I think if you were Satan and you were settin around tryin to think up somethin that would just bring the human race to its knees what you would probably come up with is narcotics. Maybe he did. I told that to somebody at breakfast the other mornin and they asked me if I believed in Satan. I said Well that aint the point. And they said I know but do you? I had to think about that. I guess as a boy I did. Come the middle years my belief I reckon had waned somewhat. Now Im startin to lean back the other way. He explains a lot of things that otherwise dont have no explanation. Or not to me they dont. -From No Country For Old Men, page 218-
After reading Cormac McCarthy’s book The Road in May, I knew I would read more of his novels. Like that novel, No Country For Old Men is filled with brutal violence and asks deep questions about the nature of evil, morality and the idea of fate vs. choosing our own path.
When Lewelyn Moss stumbles across a drug deal gone bad out in the desert and walks away with a briefcase filled with over two million dollars, he sets off a string of savage murders and places himself and his wife in harm’s way. Ed Tom Bell, an old time sheriff on the brink of retirement, carries the novel with his dry sense of humor and musings on the philosophy of life and its moral decline. Chigurh (apparently pronounced ‘sugar’ … although I thought this character could better be described as ‘chigger’) seems to be the embodiment of evil – a super human monster who appears to have no respect for human life.
McCarthy takes the reader for a wild ride through the first half of the book. I found myself unable to put the novel down. The scenes are nail bitters, written like a screenplay. It is not surprising that the movie based on the book will be released in November 2007.

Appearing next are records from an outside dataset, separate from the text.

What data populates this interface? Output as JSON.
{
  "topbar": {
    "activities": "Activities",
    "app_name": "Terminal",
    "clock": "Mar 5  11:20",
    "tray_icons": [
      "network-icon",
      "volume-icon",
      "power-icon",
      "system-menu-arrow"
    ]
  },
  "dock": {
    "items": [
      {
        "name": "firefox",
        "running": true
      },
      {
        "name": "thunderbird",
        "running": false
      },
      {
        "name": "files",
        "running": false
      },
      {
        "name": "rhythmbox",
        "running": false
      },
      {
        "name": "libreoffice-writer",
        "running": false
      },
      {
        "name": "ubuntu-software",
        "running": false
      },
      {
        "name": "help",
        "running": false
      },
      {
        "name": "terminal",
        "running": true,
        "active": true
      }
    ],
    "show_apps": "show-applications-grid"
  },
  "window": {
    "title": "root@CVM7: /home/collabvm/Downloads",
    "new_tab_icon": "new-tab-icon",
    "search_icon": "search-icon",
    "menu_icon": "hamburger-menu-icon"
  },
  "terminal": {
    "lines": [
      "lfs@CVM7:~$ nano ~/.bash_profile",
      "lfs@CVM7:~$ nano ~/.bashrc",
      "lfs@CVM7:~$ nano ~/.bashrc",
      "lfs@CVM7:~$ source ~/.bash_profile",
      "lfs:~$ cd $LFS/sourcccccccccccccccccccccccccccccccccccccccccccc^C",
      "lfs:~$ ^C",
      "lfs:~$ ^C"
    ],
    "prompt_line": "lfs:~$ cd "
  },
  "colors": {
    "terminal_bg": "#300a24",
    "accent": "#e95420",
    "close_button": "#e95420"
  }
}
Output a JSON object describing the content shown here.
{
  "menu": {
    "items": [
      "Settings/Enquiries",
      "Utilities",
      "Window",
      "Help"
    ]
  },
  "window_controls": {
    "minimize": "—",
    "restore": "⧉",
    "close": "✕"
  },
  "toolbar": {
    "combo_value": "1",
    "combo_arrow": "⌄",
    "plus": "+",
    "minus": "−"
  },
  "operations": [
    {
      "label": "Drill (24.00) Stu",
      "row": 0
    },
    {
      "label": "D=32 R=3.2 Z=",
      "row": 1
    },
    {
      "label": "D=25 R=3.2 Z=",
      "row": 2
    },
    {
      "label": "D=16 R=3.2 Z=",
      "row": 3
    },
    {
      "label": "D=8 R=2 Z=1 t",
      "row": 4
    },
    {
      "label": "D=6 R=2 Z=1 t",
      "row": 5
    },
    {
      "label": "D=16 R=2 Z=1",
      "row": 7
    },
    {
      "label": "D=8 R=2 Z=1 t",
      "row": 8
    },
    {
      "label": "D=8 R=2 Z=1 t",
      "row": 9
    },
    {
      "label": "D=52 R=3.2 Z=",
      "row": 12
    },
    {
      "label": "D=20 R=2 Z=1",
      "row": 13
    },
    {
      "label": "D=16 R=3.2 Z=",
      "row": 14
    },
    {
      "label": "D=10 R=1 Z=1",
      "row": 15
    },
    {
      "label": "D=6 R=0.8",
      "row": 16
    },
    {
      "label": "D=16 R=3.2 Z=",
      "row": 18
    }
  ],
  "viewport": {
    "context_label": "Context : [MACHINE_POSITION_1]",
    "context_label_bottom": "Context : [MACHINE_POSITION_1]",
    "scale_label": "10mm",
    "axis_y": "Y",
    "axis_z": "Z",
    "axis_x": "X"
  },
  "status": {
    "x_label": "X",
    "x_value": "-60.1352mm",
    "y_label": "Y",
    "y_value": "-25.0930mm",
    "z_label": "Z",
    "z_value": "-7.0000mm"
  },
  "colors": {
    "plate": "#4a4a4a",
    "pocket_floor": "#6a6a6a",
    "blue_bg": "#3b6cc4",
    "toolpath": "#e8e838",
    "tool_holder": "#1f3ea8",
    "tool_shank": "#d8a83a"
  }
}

But then, McCarthy slows things down midway, giving the reader more to think about than who will be the next victim. Do our choices seal our fate in life? Are our lives merely determined by the flip of a coin? Or do we have the power to control our lives through the moral decisions we make? McCarthy doesn’t give the reader any easy answers, and perhaps that is because there are not any. In the end, we are left with the symbol of a fire being lit in the darkness – perhaps the suggestion that we may still shine our light on evil, and reveal it for what it is.